In an unprecedented action, the Prince George's County Bar Association yesterday voted against the reappointment of District Court judge Richard V. Waldron, a tough-talking, conservative jurist who has been criticized for allegedly abusive courtroom conduct toward prosecutors, defense lawyers and defendants alike.

The "disapproval" will be forwarded to the Maryland Senate, which must confirm gubernatorial reappointment of sitting judges. The bar association recommendation is considered crucial in this process.

The bar association vote was 326 against Waldron and 109 for him, with 13 abstentions. Thus, 72.6 per cent of those voting flatly opposed Waldron retention in the first such vote taken among the county's 600 lawyers on the qualifications of a sitting judge.

Reappointment of incubent judges in Prince George's County and throughout Maryland has generally been a mater of routine.

Waldron, a 60-year-old former FBI agent appointed in 1967 by then Gov. Spiro T. Agnew, was vacationing in Florida yesterday and could not be reached for comment. Waldron was first appointed to the old Peoples Court. He automatically became a District Court judge when the old tribunal was abolished in 1970. District judges mainly hear misdemeanor and traffic cases in Hyattsville, oxon Hill and Upper Marlboro.

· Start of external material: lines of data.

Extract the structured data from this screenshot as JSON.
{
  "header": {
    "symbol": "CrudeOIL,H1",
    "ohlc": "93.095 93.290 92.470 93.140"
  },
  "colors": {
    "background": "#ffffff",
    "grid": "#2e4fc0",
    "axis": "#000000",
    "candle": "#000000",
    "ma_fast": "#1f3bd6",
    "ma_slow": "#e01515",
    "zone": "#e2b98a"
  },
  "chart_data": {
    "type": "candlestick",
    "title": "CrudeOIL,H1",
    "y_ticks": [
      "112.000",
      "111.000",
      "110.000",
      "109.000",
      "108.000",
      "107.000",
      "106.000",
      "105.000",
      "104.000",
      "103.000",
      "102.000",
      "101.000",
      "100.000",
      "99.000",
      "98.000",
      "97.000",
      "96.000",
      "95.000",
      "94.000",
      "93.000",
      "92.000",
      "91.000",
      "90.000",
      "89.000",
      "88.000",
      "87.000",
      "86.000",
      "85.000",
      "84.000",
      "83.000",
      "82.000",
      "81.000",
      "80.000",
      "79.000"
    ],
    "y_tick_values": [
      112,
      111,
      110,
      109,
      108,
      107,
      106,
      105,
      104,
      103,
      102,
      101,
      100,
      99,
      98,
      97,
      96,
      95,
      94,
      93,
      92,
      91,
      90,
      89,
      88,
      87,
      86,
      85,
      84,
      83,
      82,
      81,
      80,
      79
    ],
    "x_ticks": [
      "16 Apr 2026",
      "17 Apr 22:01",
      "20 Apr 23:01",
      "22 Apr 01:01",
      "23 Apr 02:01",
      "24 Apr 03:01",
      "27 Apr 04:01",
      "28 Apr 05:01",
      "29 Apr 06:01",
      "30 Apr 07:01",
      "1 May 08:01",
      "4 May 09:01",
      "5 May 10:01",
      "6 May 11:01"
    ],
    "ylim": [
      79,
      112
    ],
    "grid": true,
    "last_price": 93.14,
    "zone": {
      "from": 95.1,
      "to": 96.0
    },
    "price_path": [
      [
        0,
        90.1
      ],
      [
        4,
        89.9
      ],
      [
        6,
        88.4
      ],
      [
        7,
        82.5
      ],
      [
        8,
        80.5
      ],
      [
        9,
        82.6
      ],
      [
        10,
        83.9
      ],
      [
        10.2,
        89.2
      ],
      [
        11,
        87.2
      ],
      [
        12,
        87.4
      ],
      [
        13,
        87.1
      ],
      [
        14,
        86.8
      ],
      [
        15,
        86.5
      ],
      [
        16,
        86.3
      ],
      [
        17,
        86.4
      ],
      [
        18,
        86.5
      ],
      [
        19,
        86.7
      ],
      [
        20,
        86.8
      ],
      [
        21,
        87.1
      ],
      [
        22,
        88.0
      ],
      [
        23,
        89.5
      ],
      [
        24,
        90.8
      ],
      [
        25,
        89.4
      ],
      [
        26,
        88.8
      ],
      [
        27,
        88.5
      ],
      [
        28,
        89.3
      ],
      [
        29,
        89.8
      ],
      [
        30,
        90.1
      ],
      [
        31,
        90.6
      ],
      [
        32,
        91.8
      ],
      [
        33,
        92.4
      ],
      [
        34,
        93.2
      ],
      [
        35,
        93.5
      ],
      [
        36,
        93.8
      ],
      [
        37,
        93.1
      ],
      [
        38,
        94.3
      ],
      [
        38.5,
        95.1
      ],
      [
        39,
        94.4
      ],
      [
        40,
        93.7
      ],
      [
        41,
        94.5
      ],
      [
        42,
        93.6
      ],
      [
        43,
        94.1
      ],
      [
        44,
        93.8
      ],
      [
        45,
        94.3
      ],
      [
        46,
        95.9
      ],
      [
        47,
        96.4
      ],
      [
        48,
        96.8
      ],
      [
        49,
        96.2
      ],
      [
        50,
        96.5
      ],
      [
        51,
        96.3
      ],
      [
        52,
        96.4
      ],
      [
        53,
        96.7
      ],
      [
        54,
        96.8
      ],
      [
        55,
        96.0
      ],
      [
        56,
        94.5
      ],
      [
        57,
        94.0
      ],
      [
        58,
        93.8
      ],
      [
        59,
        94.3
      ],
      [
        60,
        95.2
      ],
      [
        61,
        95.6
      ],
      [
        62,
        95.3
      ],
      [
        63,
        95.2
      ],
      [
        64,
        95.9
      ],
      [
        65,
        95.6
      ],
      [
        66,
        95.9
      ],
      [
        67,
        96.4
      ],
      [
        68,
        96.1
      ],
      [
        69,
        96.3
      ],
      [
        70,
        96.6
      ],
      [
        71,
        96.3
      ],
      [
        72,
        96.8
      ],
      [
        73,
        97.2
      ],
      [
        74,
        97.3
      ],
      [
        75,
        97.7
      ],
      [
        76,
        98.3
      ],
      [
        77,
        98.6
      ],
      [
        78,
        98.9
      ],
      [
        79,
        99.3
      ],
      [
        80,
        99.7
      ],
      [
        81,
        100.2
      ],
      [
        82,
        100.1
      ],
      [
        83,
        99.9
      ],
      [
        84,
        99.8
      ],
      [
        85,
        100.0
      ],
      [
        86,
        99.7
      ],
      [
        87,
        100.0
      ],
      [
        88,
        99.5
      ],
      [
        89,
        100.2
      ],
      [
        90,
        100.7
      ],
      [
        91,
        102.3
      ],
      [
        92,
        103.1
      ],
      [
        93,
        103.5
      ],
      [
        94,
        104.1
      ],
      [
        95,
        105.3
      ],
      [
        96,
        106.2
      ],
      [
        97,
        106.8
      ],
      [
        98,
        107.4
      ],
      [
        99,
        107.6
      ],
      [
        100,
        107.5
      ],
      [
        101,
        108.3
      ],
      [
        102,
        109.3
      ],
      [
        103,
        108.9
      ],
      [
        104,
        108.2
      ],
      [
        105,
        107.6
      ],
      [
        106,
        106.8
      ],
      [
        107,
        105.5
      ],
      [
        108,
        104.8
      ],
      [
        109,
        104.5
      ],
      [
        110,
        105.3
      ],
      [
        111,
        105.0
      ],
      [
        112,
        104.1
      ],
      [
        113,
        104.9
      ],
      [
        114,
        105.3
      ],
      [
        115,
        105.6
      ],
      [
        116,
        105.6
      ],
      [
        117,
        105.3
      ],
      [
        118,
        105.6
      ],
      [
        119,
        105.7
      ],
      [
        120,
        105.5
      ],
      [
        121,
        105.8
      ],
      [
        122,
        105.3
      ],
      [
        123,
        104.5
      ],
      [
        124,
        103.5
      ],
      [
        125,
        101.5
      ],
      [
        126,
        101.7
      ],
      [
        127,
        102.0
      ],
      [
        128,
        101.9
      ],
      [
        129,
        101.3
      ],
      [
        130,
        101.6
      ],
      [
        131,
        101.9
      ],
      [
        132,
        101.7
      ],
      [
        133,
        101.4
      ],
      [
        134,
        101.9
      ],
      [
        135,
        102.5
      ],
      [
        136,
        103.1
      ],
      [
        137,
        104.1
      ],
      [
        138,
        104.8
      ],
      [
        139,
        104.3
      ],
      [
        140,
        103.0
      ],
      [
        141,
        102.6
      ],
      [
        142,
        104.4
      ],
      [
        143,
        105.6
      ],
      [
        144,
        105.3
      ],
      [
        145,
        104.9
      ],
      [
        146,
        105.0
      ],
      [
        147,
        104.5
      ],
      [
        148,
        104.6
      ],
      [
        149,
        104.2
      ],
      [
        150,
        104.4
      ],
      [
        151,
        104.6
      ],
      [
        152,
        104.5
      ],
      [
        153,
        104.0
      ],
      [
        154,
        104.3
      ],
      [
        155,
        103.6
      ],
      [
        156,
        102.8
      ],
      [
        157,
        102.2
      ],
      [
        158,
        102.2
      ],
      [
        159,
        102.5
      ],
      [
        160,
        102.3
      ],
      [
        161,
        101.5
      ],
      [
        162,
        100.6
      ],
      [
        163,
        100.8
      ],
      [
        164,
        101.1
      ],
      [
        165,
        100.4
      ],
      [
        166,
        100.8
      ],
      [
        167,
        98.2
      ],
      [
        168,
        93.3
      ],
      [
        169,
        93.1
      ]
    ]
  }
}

Few lawyers interviewed by The Post were willing to be quoted about their objections to Waldron. Generally, they said his conduct on the bench often reflected apparent personal bias toward individuals and groups, and that he seems personally affronted when lawyers take certain actions on behalf of clients.

In one instance, he reportedly lashed out as State Sen. Edward T. Conroy (D-Prince George's) in the courtroom for Conroy's 1972 congressional campaign against then Rep. Lawrence Hogan (R-Md.). Waldron is a Republican.

State's Attorney Arthur Marshall Jr. said that he refused to send his prosecutors to Waldron's courtroom for a period of about three weeks a few years ago, and complained to the chief judge of the state's District court system about Waldron.

"We had some difficulty with, in our opinion, inappropriate demeanor by a member of the bench," Marshall said. "We don't think the prosecutors are there to take abuse."

"He's very abrasive in the courtroom," said State Sen. Thomas V. Mike Miller Jr., (D-Prince George's), one of a half-dozen lawyers whose cases Waldron has reportedly refused to hear or who have asked the judge to remove himself from their cases.

"He's had continuing difficulties with a number of attorneys. I beleive he means well but I don't beleive he puts forth the impression of the judiciary I believe the people of Prince George's County want on the bench."

One lawyer complained of an instance in which Waldron reportedly told a defendant acquitted of a minor crime that he would still have to answer to "a higher judge." Waldron "sits as a moralist instead of a judicial trier of facts," said the lawyer, who asked not to be named.

The fact that Waldron has apparently offended two state senators is expected to be an additional obstacle to state Senate approval of his reappointment by Gov. Marvin Mandel. The Senate as a whole normally accedes to the wishes of the senators representing the county concerned in such matters.

"If he can't get a majority (of the bar) for him," said Miller, 'then he's got no business being on the bench . . . He shouldn't be reappointed."

County legal sources said that the Prince George's senators had been reluctant to ask colleagues from around the state to take the precedent-setting step of blocking a reappointment without local bar backing.

The bar did vote 428 to 19 in favor of a reappointment for District Court Administrative Judge James Magruder Ray, who was also originally appointed under the old system.

Sam Ianni, chairman of the county bar's judicial selection committee, said there was 'no vendetta or anything like that" against Waldron. "I think Waldron might think there is," Ianni said. 'He's at a disadvantage because he's Republican and we don't have many in our county."

But Ianni, a Republican, said he did not believe in the bar vote was partisan.

"We're all Democrats out here," said one lawyer who asked to remain anonymous, "but when a guy gets to be a judge, all of that is put aside. But Waldron was still looking at it as Democrat (lawyer) as opposed to Republican (judge). I wondered if my client was getting a fair shake."

Waldron, in a letter Feb. 21 to Jack Fossett, president of the Prince George's Bar Association, objected to the bar vote being held before the actual expiration of his terms on June 30. A vote at that later date, after the legislature adjourns, would have effectively extended his tenure in the $33,000-a-year judgeship until the Senate reconvenes in January, 1978.

Waldron was city attorney for Cheverly and ran unsuccessfully for the state Senate in the early 1960s. A Marine Corps veteran who now lives in University Park, he has a reputation as a loner who does not mingle easily with other judges in the county's court system.